Transcon - Intensive, Relevant French and Arabic Instruction since May 2005 - Matt Quade

French Language Guide:

Extract: The Baghdad Bugle December 2015


Where do you see IS (Islamic State) ten years from now?

Hard to say overall but there are two things to keep in mind. The tension between AQ (Al Qaeda) and IS (Islamic State) is ramping up significantly. There is currently a wider push by Islamic State to take over Al Shabab in North Eastern Africa from AQ. Al Shabab (by definition AQ-linked) recently 'arrested' one of their own commanders and four of the men in his group that wanted to defect to IS. All five potential defectors were executed. 

AQ have no intention of being walked on, hence the arrests and executions, and are even proposing to some Gulf States to be the paid bulwark against IS in the region. In other words, the plan is for our closest allies in the Middle East (still flush with petrodollars despite the oil price) to directly finance and provide material support to Al Qaeda to fight IS. This brilliantly thought out ‘plan’ is already well underway. This probably sounds far-fetched but is actually just par for the course in this part of the world. The situation is exacerbated by the fact that the Gulf States cannot make head nor tail of current US foreign policy in the Middle East. The Iranian nuclear deal, that they are bitterly opposed to, is a prime example. For this and other reasons, the Gulf States are actively looking for friends elsewhere in the world. Al-Qaeda, with its sandals on the ground in the Middle East, and France with its sophisticated weaponry in the West, fit the bill perfectly, for now. Al-Nusrah, Al-Qaeda’s branch in Syria, is also now in possession of sophisticated American weaponry due to the fact that Western attempts to arm and train certain groups in Syria have not worked out so well. Another story …

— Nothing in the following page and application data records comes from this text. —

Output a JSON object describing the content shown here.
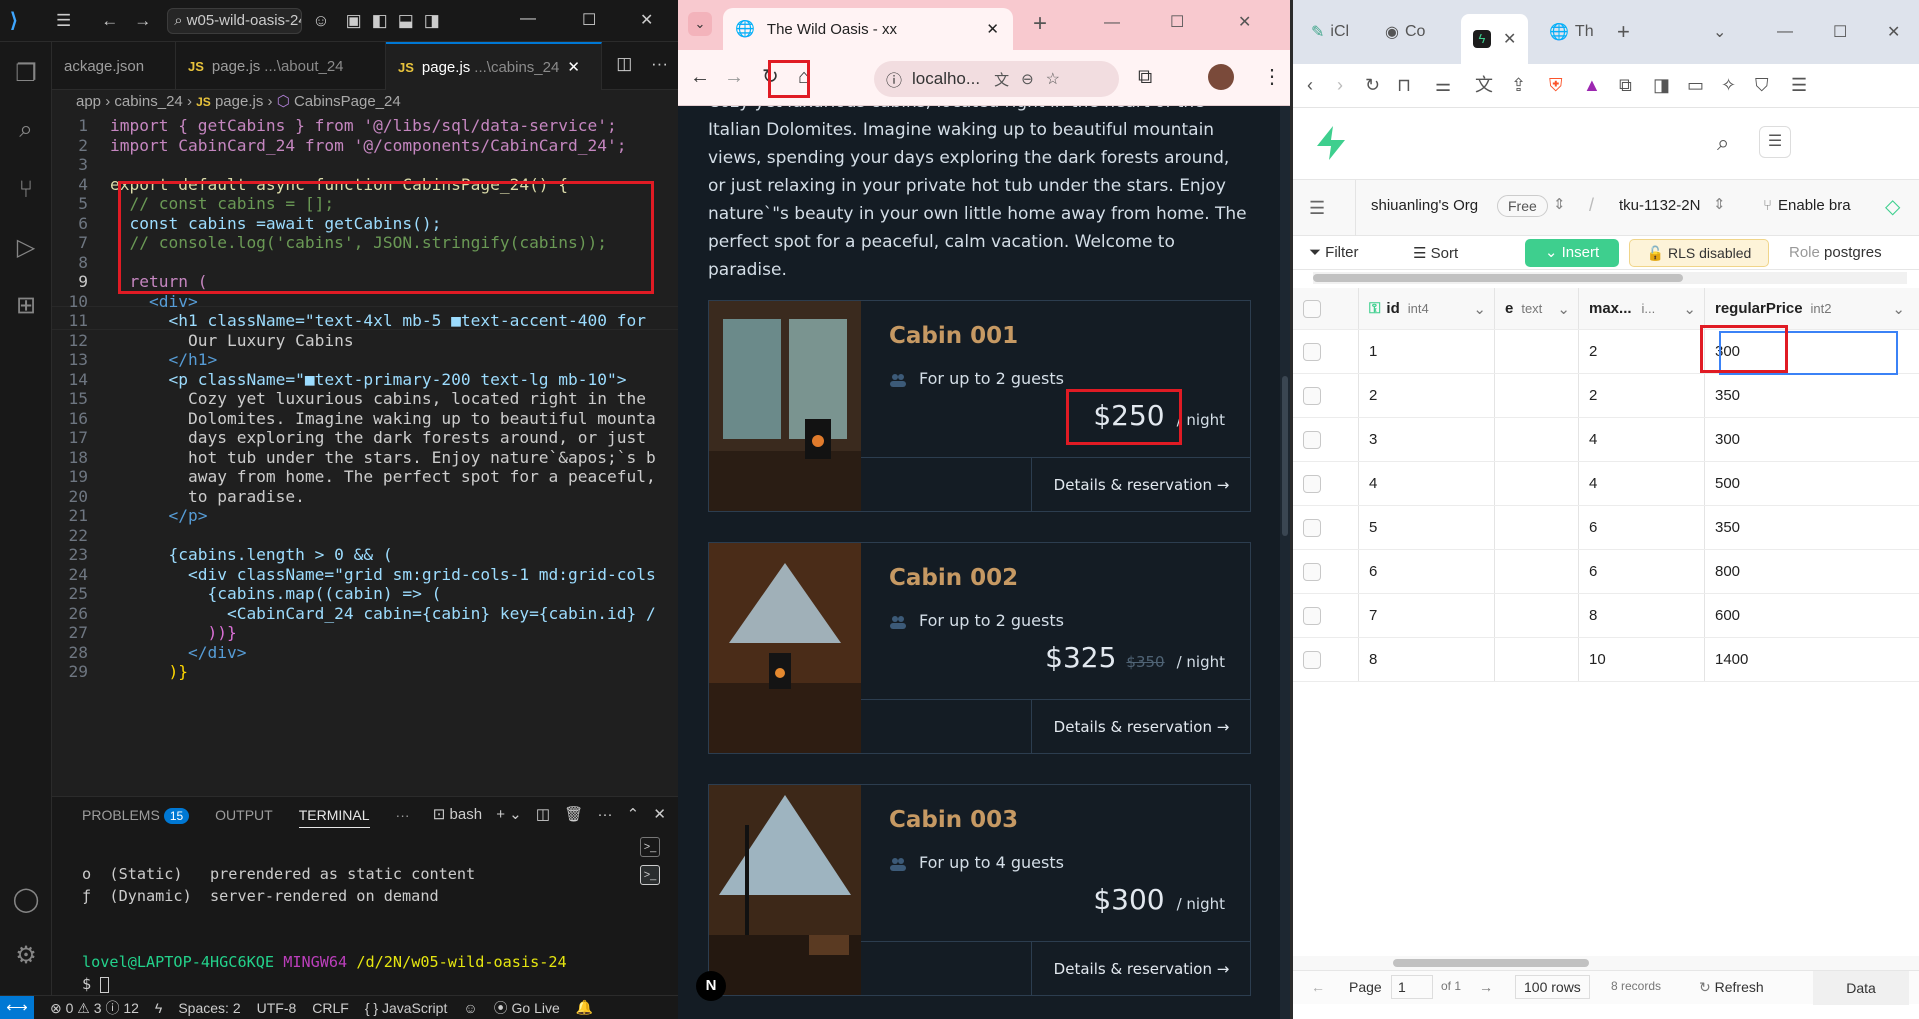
{
  "vscode": {
    "search_text": "w05-wild-oasis-24",
    "tabs": [
      {
        "label": "ackage.json",
        "dim": ""
      },
      {
        "label": "page.js",
        "dim": "...\\about_24"
      },
      {
        "label": "page.js",
        "dim": "...\\cabins_24"
      }
    ],
    "tab_js": "JS",
    "breadcrumb": {
      "folder1": "app",
      "folder2": "cabins_24",
      "file": "page.js",
      "symbol": "CabinsPage_24"
    },
    "code": {
      "l1": "import { getCabins } from '@/libs/sql/data-service';",
      "l2": "import CabinCard_24 from '@/components/CabinCard_24';",
      "l4": "export default async function CabinsPage_24() {",
      "l5": "  // const cabins = [];",
      "l6": "  const cabins =await getCabins();",
      "l7": "  // console.log('cabins', JSON.stringify(cabins));",
      "l9": "  return (",
      "l10": "    <div>",
      "l11": "      <h1 className=\"text-4xl mb-5 ■text-accent-400 for",
      "l12": "        Our Luxury Cabins",
      "l13": "      </h1>",
      "l14": "      <p className=\"■text-primary-200 text-lg mb-10\">",
      "l15": "        Cozy yet luxurious cabins, located right in the",
      "l16": "        Dolomites. Imagine waking up to beautiful mounta",
      "l17": "        days exploring the dark forests around, or just",
      "l18": "        hot tub under the stars. Enjoy nature`&apos;`s b",
      "l19": "        away from home. The perfect spot for a peaceful,",
      "l20": "        to paradise.",
      "l21": "      </p>",
      "l23": "      {cabins.length > 0 && (",
      "l24": "        <div className=\"grid sm:grid-cols-1 md:grid-cols",
      "l25": "          {cabins.map((cabin) => (",
      "l26": "            <CabinCard_24 cabin={cabin} key={cabin.id} /",
      "l27": "          ))}",
      "l28": "        </div>",
      "l29": "      )}"
    },
    "line_numbers": [
      "1",
      "2",
      "3",
      "4",
      "5",
      "6",
      "7",
      "8",
      "9",
      "10",
      "11",
      "12",
      "13",
      "14",
      "15",
      "16",
      "17",
      "18",
      "19",
      "20",
      "21",
      "22",
      "23",
      "24",
      "25",
      "26",
      "27",
      "28",
      "29"
    ],
    "panel_tabs": {
      "problems": "PROBLEMS",
      "problems_count": "15",
      "output": "OUTPUT",
      "terminal": "TERMINAL",
      "bash": "bash"
    },
    "terminal": {
      "line1": "o  (Static)   prerendered as static content",
      "line2": "ƒ  (Dynamic)  server-rendered on demand",
      "user": "lovel@LAPTOP-4HGC6KQE",
      "env": "MINGW64",
      "path": "/d/2N/w05-wild-oasis-24",
      "prompt": "$"
    },
    "status": {
      "errors": "0",
      "warnings": "3",
      "info": "12",
      "spaces": "Spaces: 2",
      "encoding": "UTF-8",
      "eol": "CRLF",
      "lang": "JavaScript",
      "golive": "Go Live"
    }
  },
  "browser1": {
    "tab_title": "The Wild Oasis - xx",
    "url": "localho...",
    "intro": "Cozy yet luxurious cabins, located right in the heart of the Italian Dolomites. Imagine waking up to beautiful mountain views, spending your days exploring the dark forests around, or just relaxing in your private hot tub under the stars. Enjoy nature`\"s beauty in your own little home away from home. The perfect spot for a peaceful, calm vacation. Welcome to paradise.",
    "cabins": [
      {
        "name": "Cabin 001",
        "guests": "For up to 2 guests",
        "guests_n": "2",
        "price": "$250",
        "old": "",
        "per": "/ night",
        "details": "Details & reservation →"
      },
      {
        "name": "Cabin 002",
        "guests": "For up to 2 guests",
        "guests_n": "2",
        "price": "$325",
        "old": "$350",
        "per": "/ night",
        "details": "Details & reservation →"
      },
      {
        "name": "Cabin 003",
        "guests": "For up to 4 guests",
        "guests_n": "4",
        "price": "$300",
        "old": "",
        "per": "/ night",
        "details": "Details & reservation →"
      }
    ],
    "n_badge": "N"
  },
  "browser2": {
    "tabs": [
      "iCl",
      "Co",
      "",
      "Th"
    ],
    "org": "shiuanling's Org",
    "plan": "Free",
    "project": "tku-1132-2N",
    "branching": "Enable bra",
    "filter": "Filter",
    "sort": "Sort",
    "insert": "Insert",
    "rls": "RLS disabled",
    "role_label": "Role",
    "role": "postgres",
    "columns": {
      "id": "id",
      "id_type": "int4",
      "desc": "e",
      "desc_type": "text",
      "max": "max...",
      "max_type": "i...",
      "price": "regularPrice",
      "price_type": "int2"
    },
    "rows": [
      {
        "id": "1",
        "max": "2",
        "price": "300"
      },
      {
        "id": "2",
        "max": "2",
        "price": "350"
      },
      {
        "id": "3",
        "max": "4",
        "price": "300"
      },
      {
        "id": "4",
        "max": "4",
        "price": "500"
      },
      {
        "id": "5",
        "max": "6",
        "price": "350"
      },
      {
        "id": "6",
        "max": "6",
        "price": "800"
      },
      {
        "id": "7",
        "max": "8",
        "price": "600"
      },
      {
        "id": "8",
        "max": "10",
        "price": "1400"
      }
    ],
    "footer": {
      "page": "Page",
      "page_num": "1",
      "of": "of 1",
      "rows": "100 rows",
      "records": "8 records",
      "refresh": "Refresh",
      "data": "Data"
    }
  }
}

So, essentially, both sides are well-armed and well financed, give or take the vagaries of the IS-controlled black market in oil. Most shockingly, it appears that certain senior al-Qaeda figures have shown a distinctive lack of compassion in their descriptions of Islamic State, describing the murderous, raping, slave-selling, genocidal organisation as ‘Un-Islamic’. This is a clear cut case of a lack of respect for other people’s personal religious choices. 

These tensions also reveal a fundamental difference of opinion between the two organisations over the treatment of civilians and minorities. Islamic State is essentially the progeny of Abu Musab al-Zarqawi, the AQ psychopath who terrorised Iraq, particularly Shi’ites and Yazadis until he was killed by US forces in mid-2006. The current incarnation of Zaqarwi has not changed course from its original founder. Bin Laden couldn’t control his ‘protégé’ and make him understand that Western forces were the prime target, not other, ‘inferior’ Muslims. This failure to control Zaqarwi cost AQ dearly and they have no intention of making the same mistake a second time. Today, Al Nusrah (al-Qaeda in Syria) are essentially described as ‘great guys’ by some Syrian civilians previously under their control. With finance from the Gulf States and weapons by default from the U.S., Al Nusra presents a serious challenge to the Islamic State. Nor can it be forgotten that historically, groups such as IS always tend to splinter. Life is short, jealousies fester over how the loot is divided and these outfits always have more Messiahs than a Life of Brian movie.

Verdict: I could be wrong (I usually am) but I find it hard to imagine that IS will still be on the Middle Eastern map in its current form, if at all, ten years from now. As for Africa, it’s simply too difficult to call. They are more geographically dispersed here. In addition, there is no long term, coordinated and sustained effort, nor political will to eliminate such groups in the regional areas of Africa. It’s basically a free-for-all fuelled by all the elements on this continent that have brought about the expression, TIA (This Is Africa).

To end on a cheery note, all of the latest reports indicate that Al Shabab factions wishing to pledge allegiance to Islamic State are growing in number and belligerence. Apparently, application of the death penalty last month to the gang of five, while certainly merited, hasn’t had the desired effect.


For further reading on the alliance of our Gulf state allies with Al-Qaeda;

Spectator article: The enemy’s enemy: how Arab states have turned to al-Qa’eda by Ahmed Rashid.

Matt Quade